Today's Multi polar Potential & the Missed Chance of 1867
Today’s world is shaped in many ways by similar dynamics shaping the world of 1867.
Today, just as in 1867, two systems pull mankind in two opposing directions while a global system of empire teeters on the brink of collapse.
Today, just as in 1867, the center of that failing empire is found in the City of London and its junior partners on Wall Street and even though it wasn’t known as “deep state” in 1867, the Anglo-American operations that assassinated Lincoln from Montreal Canada, while manipulating wars globally was essentially the same perverse force mis-shaping the natural tendency of civilization to cooperate, learn and progress together.
Just as in 1867, today’s world will either face a hellish slide into chaos by holding onto that dying imperial system, OR a new multi polar system may yet become the hegemonic replacement ushering in a new age of progress and cooperation amongst sovereign nations of the world.
While today’s defenders of the nation state system are based principally in Eurasia, the 19th century champions of this multi polar system had names like Henry C. Carey, William Seward, Ulysses Grant, Czar Alexander II and William Gilpin.
Whether we observe today’s Belt and Road Initiative, International North South Transport Corridor and Polar Silk Road as well as the 19th century global spread of Lincoln’s system of protective tariffs, productive credit, rail building and inter-connectivity, the British Empire was (and is) desperate to destroy this potential by any means. How could breaking this emergent system occur when the bonds of Russian-American friendship were at their apex by the end of the Civil War? Russia had, after all, saved the Union via the deployment of Russian fleets to San Francisco and New York while American engineers were offering their gratitude by assisting in vast Russian rail projects modeled on Lincoln’s Trans Continental Railway. It was known by leading statesmen of the time that the world’s two first continental rail systems (trans Siberian and America) would soon link together via the Bering Strait tunnel and this grand project was brought ever closer to realization by Russia’s 1867 sale of Alaska to the USA.
Britain was moving fast to keep control of her prized American colonies which were strategically vital not only to run operations on the lost colonies of 1776, but also to maintain a wall of division between the historic affection between the great Eurasian cultures and rebellious republic. The fact that the British North America Act was written out while America’s Civil War was still waging to the south in Charlottetown in 1864 (though would not be enacted until July 1, 1867) should not be lost on anyone.
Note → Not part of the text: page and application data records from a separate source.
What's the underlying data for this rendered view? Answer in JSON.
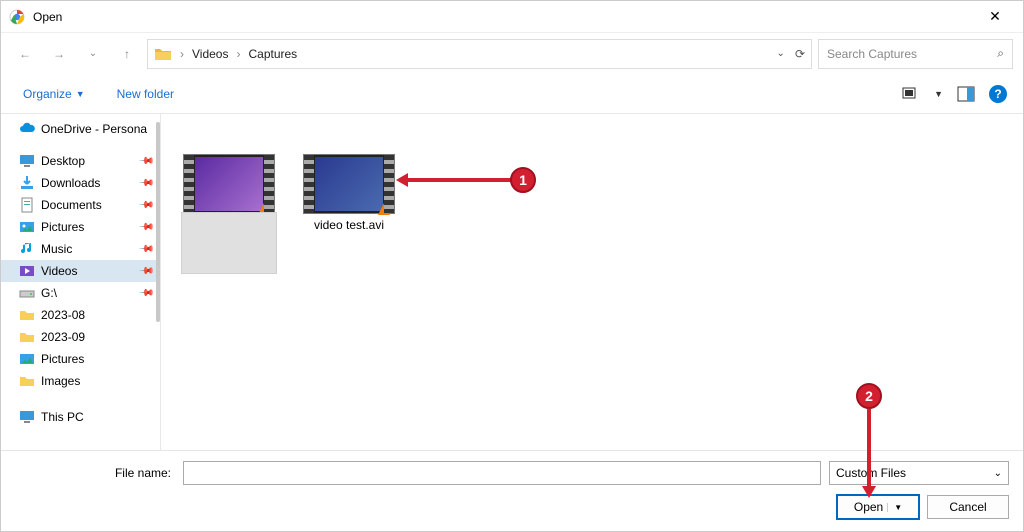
{
  "window": {
    "title": "Open"
  },
  "breadcrumbs": {
    "root": "Videos",
    "sub": "Captures"
  },
  "search": {
    "placeholder": "Search Captures"
  },
  "commands": {
    "organize": "Organize",
    "newfolder": "New folder"
  },
  "sidebar": {
    "onedrive": "OneDrive - Persona",
    "items": [
      {
        "label": "Desktop",
        "pin": true,
        "kind": "desktop"
      },
      {
        "label": "Downloads",
        "pin": true,
        "kind": "downloads"
      },
      {
        "label": "Documents",
        "pin": true,
        "kind": "documents"
      },
      {
        "label": "Pictures",
        "pin": true,
        "kind": "pictures"
      },
      {
        "label": "Music",
        "pin": true,
        "kind": "music"
      },
      {
        "label": "Videos",
        "pin": true,
        "kind": "videos",
        "selected": true
      },
      {
        "label": "G:\\",
        "pin": true,
        "kind": "drive"
      },
      {
        "label": "2023-08",
        "pin": false,
        "kind": "folder"
      },
      {
        "label": "2023-09",
        "pin": false,
        "kind": "folder"
      },
      {
        "label": "Pictures",
        "pin": false,
        "kind": "pictures"
      },
      {
        "label": "Images",
        "pin": false,
        "kind": "folder"
      }
    ],
    "thispc": "This PC"
  },
  "files": {
    "item1_caption": "",
    "item2_caption": "video test.avi"
  },
  "footer": {
    "filename_label": "File name:",
    "filter": "Custom Files",
    "open": "Open",
    "cancel": "Cancel"
  },
  "annotations": {
    "badge1": "1",
    "badge2": "2"
  }
}
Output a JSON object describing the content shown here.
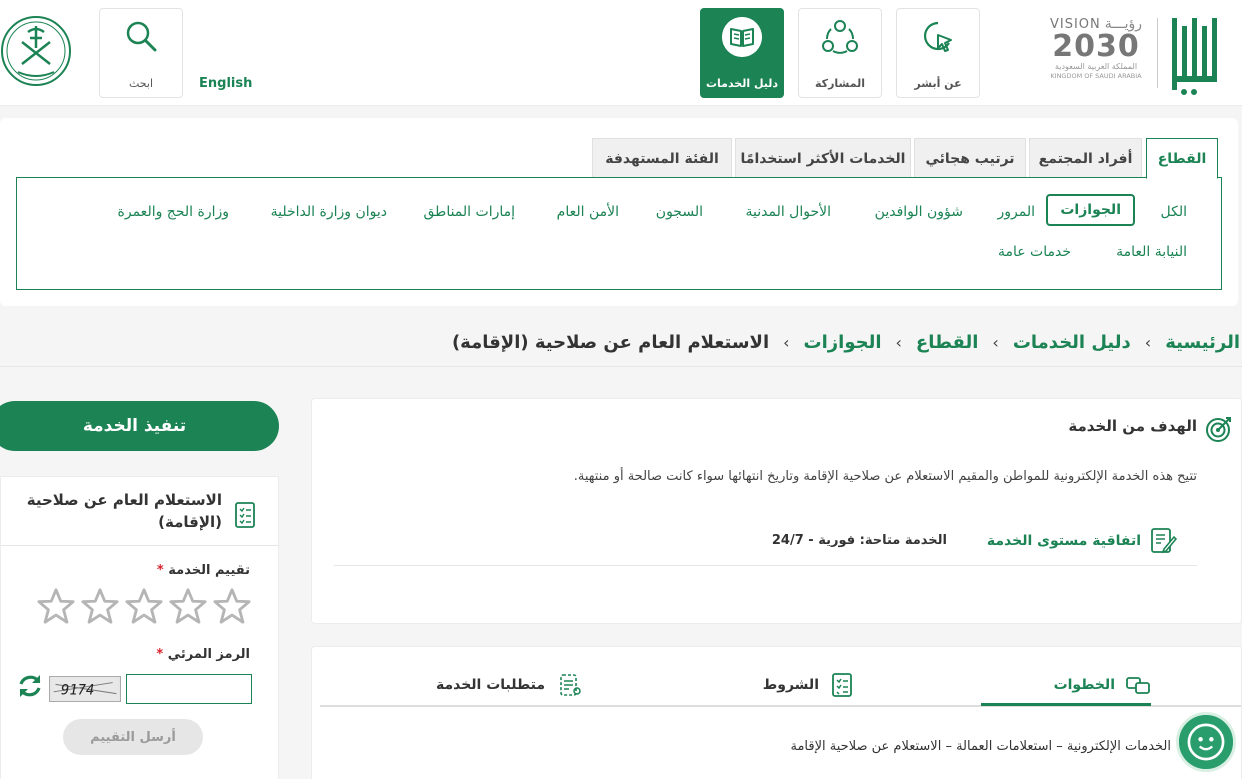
{
  "header": {
    "vision": {
      "word_en": "VISION",
      "word_ar": "رؤيـــة",
      "year": "2030",
      "kingdom_ar": "المملكة العربية السعودية",
      "kingdom_en": "KINGDOM OF SAUDI ARABIA"
    },
    "nav": {
      "about": "عن أبشر",
      "participation": "المشاركة",
      "services_guide": "دليل الخدمات"
    },
    "search_label": "ابحث",
    "language_link": "English"
  },
  "category_tabs": [
    "القطاع",
    "أفراد المجتمع",
    "ترتيب هجائي",
    "الخدمات الأكثر استخدامًا",
    "الفئة المستهدفة"
  ],
  "sectors_row1": [
    "الكل",
    "الجوازات",
    "المرور",
    "شؤون الوافدين",
    "الأحوال المدنية",
    "السجون",
    "الأمن العام",
    "إمارات المناطق",
    "ديوان وزارة الداخلية",
    "وزارة الحج والعمرة"
  ],
  "sectors_row2": [
    "النيابة العامة",
    "خدمات عامة"
  ],
  "breadcrumb": {
    "home": "الرئيسية",
    "guide": "دليل الخدمات",
    "sector": "القطاع",
    "passports": "الجوازات",
    "current": "الاستعلام العام عن صلاحية (الإقامة)",
    "separator": "‹"
  },
  "purpose": {
    "title": "الهدف من الخدمة",
    "description": "تتيح هذه الخدمة الإلكترونية للمواطن والمقيم الاستعلام عن صلاحية الإقامة وتاريخ انتهائها سواء كانت صالحة أو منتهية.",
    "sla_label": "اتفاقية مستوى الخدمة",
    "availability": "الخدمة متاحة: فورية - 24/7"
  },
  "steps": {
    "tabs": {
      "steps": "الخطوات",
      "conditions": "الشروط",
      "requirements": "متطلبات الخدمة"
    },
    "path_text": "الخدمات الإلكترونية – استعلامات العمالة – الاستعلام عن صلاحية الإقامة"
  },
  "sidebar": {
    "execute_button": "تنفيذ الخدمة",
    "service_title": "الاستعلام العام عن صلاحية (الإقامة)",
    "rating_label": "تقييم الخدمة",
    "captcha_label": "الرمز المرئي",
    "required_mark": "*",
    "captcha_text": "9174",
    "captcha_input_value": "",
    "star_count": 5,
    "star_rating": 0,
    "send_button": "أرسل التقييم"
  },
  "colors": {
    "brand_green": "#1b8354",
    "required_red": "#d9232e"
  },
  "icons": [
    "absher-logo",
    "vision-2030-logo",
    "pointer-icon",
    "participation-icon",
    "book-icon",
    "search-icon",
    "saudi-emblem",
    "target-icon",
    "document-edit-icon",
    "steps-icon",
    "checklist-icon",
    "requirements-icon",
    "refresh-icon",
    "star-icon",
    "chatbot-icon"
  ]
}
It was a race against time, however as 9 out of 10 British Columbians living in the isolated colony of the Pacific rejected joining the newly confederated eastern colonies with whom they had no connection and were separated by 3000 km of Private Hudson Bay Company land. These British Columbians, living in abject squalor after the collapse of the Gold Rush bubbles of 1858, clamored loudly for annexation to the USA and even formally presented two annexation petitions to the Queen in 1867 and again in 1869.
Why did the planned rail connection from America to Russia via the Bering Straits fail? Why did British Columbia end up joining Confederation in 1871 and why did Lincoln’s allies in Canada fall from power before the Civil War had ended? While Britain’s “Southern Confederacy” failed, her “Northern Confederacy” succeeded. Why? How did Russia save America during the war and how do these lessons help us navigate through the tumultuous waters of our present age?
All of these questions and more will be addressed in this Untold History of Canada lecture:
Supplementary Reading Material
Matthew Ehret the Editor-in-Chief of the Canadian Patriot Review , and Senior Fellow at the American University in Moscow. He is author of the ‘Untold History of Canada’ book series and Clash of the Two Americas trilogy. In 2019 he co-founded the Montreal-based Rising Tide Foundation .